Picture this. You’re at a Gourmerican burger joint chomping a cheeseburger, when an outspoken vegan friend starts preaching that you’re killing the planet. Last week, that same vegan downed a pricey glass of pinot before their flight to a far-flung destination, armed with their strongest mossie repellant and first aid kit. Anything amiss?
Data management platform (DMP) provider, Krux, has launched a peer-to-peer data sharing service aimed at helping publishers and marketers buy and sell premium audience assets in a transparent, reportable way.
Krux Link was officially launched this week globally, but has been in development for the past 18 months and is now being used by select clients globally. Early participants in Link include A&E, Edmunds.com, Tribune, LÓreal and Annalect (Part of Omnicom Media Group).
According to the vendor’s chief solutions officer, Mike Moreau, Link addresses rising demand for data-as-a-service and provides a mechanism for publishers and brands to trade whatever de-identified audience data sets they have - on their terms. It’s designed as a complement to Krux’s core data platform.
“What we have found is that over time, more and more customers are doing data deals with each other,” Moreau told CMO. “Sometimes it’s publishers and marketers on our platform, sometimes it’s publishers on our platform and marketers on another DMP, or marketers who might not have a DMP. In all these cases, we’re seeing a real need for policy-controlled data transfer and ease of use.
“Being able to send and receive data in a safe way and immediately is actually very difficult to do.”
Most data exchanges to date have been oriented around better media targeting and programmatic ad buys. Moreau said emerging use cases include data for analytics purposes, filling holes in a marketer or publisher’s own data sets, tapping data assets for social or email activation, content targeting or further customer insights.
Krux Link will help facilitate these transactions while also building data protection into the process, he said. For example, Krux could facilitate a publisher wanting to sell premium audience assets to any buyer by making it available in the Link store.
“Or we could send data to a specific buyer allowed by the publisher,” he said. “There are many different execution options, but the key is all of this is transparent.”
The vendor will then charge a flat fee to both the buyer and seller for its services.
While DMPs generally integrate with the platform a user wants to send data to, there has historically been no reporting around how the buyer was using data, Moreau claimed.
“We are really cutting out a lot of ‘black box’ middle men from this process,” he added. “As a publisher, for example, you find out who bought your data, at what rate, and if you don’t want certain buyers to buy it, you have full control and the ability to block them. In the past, there was no opportunity to do that.”
Moreau claimed significant investments have made to enable Krux Link. For instance, while the vendor’s core DMP offers data transportation functionality, Link required building proprietary analytics capabilities in order to give real-time insights on audience segment prices.
These are displayed in Krux’s Link Index, a real-time trend and price ticker showing average CPMs for different classes of audience data traded by the DMP’s customers.

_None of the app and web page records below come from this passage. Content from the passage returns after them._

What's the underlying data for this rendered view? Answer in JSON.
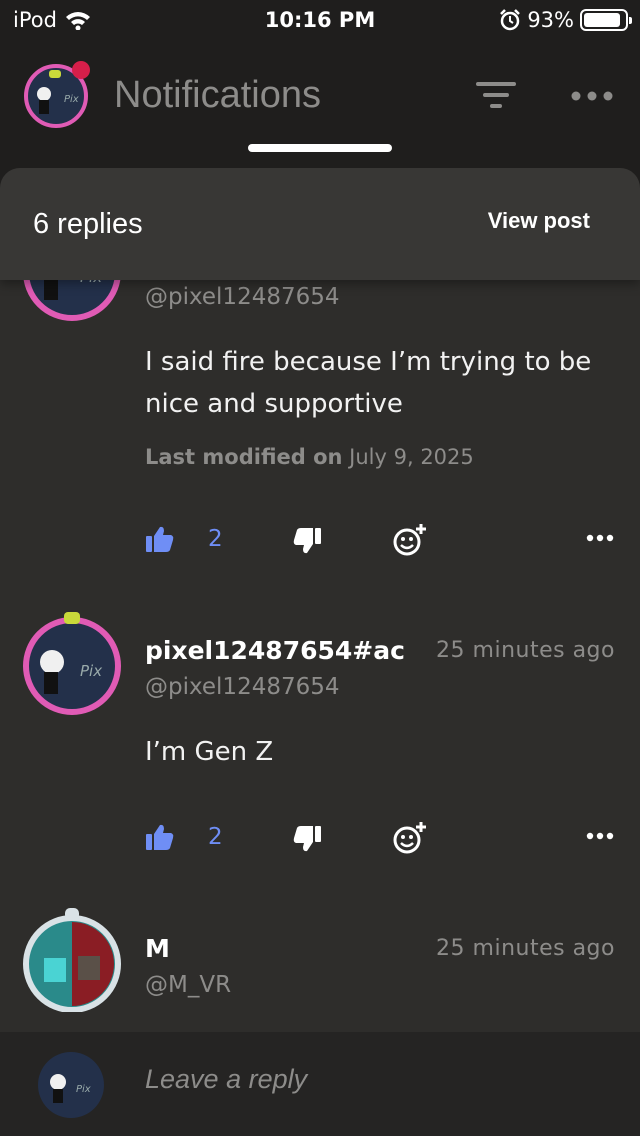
{
  "status_bar": {
    "carrier": "iPod",
    "time": "10:16 PM",
    "battery": "93%"
  },
  "header": {
    "title": "Notifications"
  },
  "sheet": {
    "replies_count": "6 replies",
    "view_post_label": "View post"
  },
  "comments": [
    {
      "handle": "@pixel12487654",
      "text": "I said fire because I’m trying to be nice and supportive",
      "modified_label": "Last modified on",
      "modified_date": "July 9, 2025",
      "likes": "2"
    },
    {
      "author": "pixel12487654#ac",
      "handle": "@pixel12487654",
      "time_ago": "25 minutes ago",
      "text": "I’m Gen Z",
      "likes": "2"
    },
    {
      "author": "M",
      "handle": "@M_VR",
      "time_ago": "25 minutes ago"
    }
  ],
  "composer": {
    "placeholder": "Leave a reply"
  },
  "icons": [
    "wifi-icon",
    "alarm-icon",
    "battery-icon",
    "filter-icon",
    "more-icon",
    "thumbs-up-icon",
    "thumbs-down-icon",
    "add-reaction-icon"
  ],
  "colors": {
    "background": "#1f1e1d",
    "sheet": "#2e2d2b",
    "accent": "#6f8ef5",
    "muted": "#8d8c8a",
    "avatar_ring": "#e05bb5"
  }
}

Krux interacts with 3 billion devices and browsers per month.
Moreau noted pricing is often the stumbling block for organisations looking to exchange data sets.
“Secondly, we had to deepen our integrations with all DSPs, ad servers, some content management systems, and all the various execution systems that could accept data,” he continued. “We had to go beyond simply passing data; we needed to have the infrastructure to track usage, get new contractual terms in place with those execution systems.
“We also had to build functionality that allowed marketers to show up with their own audiences that they were looking to reach across the Krux client base either for media activation, or just to find those across the Krux universe for data-only deals.”
In addition, Krux implemented strict quality guidelines for data, Moreau said. “It took a lot of time to do this right, now it’s time to make it explode in commercial markets,” he said.
As an example of Krux Link in action, Moreau pointed to current dealings with beauty brand, L’Oreal, digital music provider, Spotify, and US food and family-oriented media company, Meredith, around their respective data sets.
“All three partners have a real interest in leveraging data – it could be Spotify targeting consumers using L’Oreal and Spotify data in order to get greater spend from LÓreal. Or Meredith might have more contextually relevant sites, while Spotify has fantastic cross-device information that might be valuable to LÓreal,” he said. “These strategic deals are much more than just a simple transaction.”
In December, Krux also signed on car shopping website, Edmunds.com, to make its audience data available on Krux Link as a standalone, monetisable asset.
“We’re not a marketplace or exchange, we’re a simple technology company providing technology to both sides to make this happen,” Moreau added.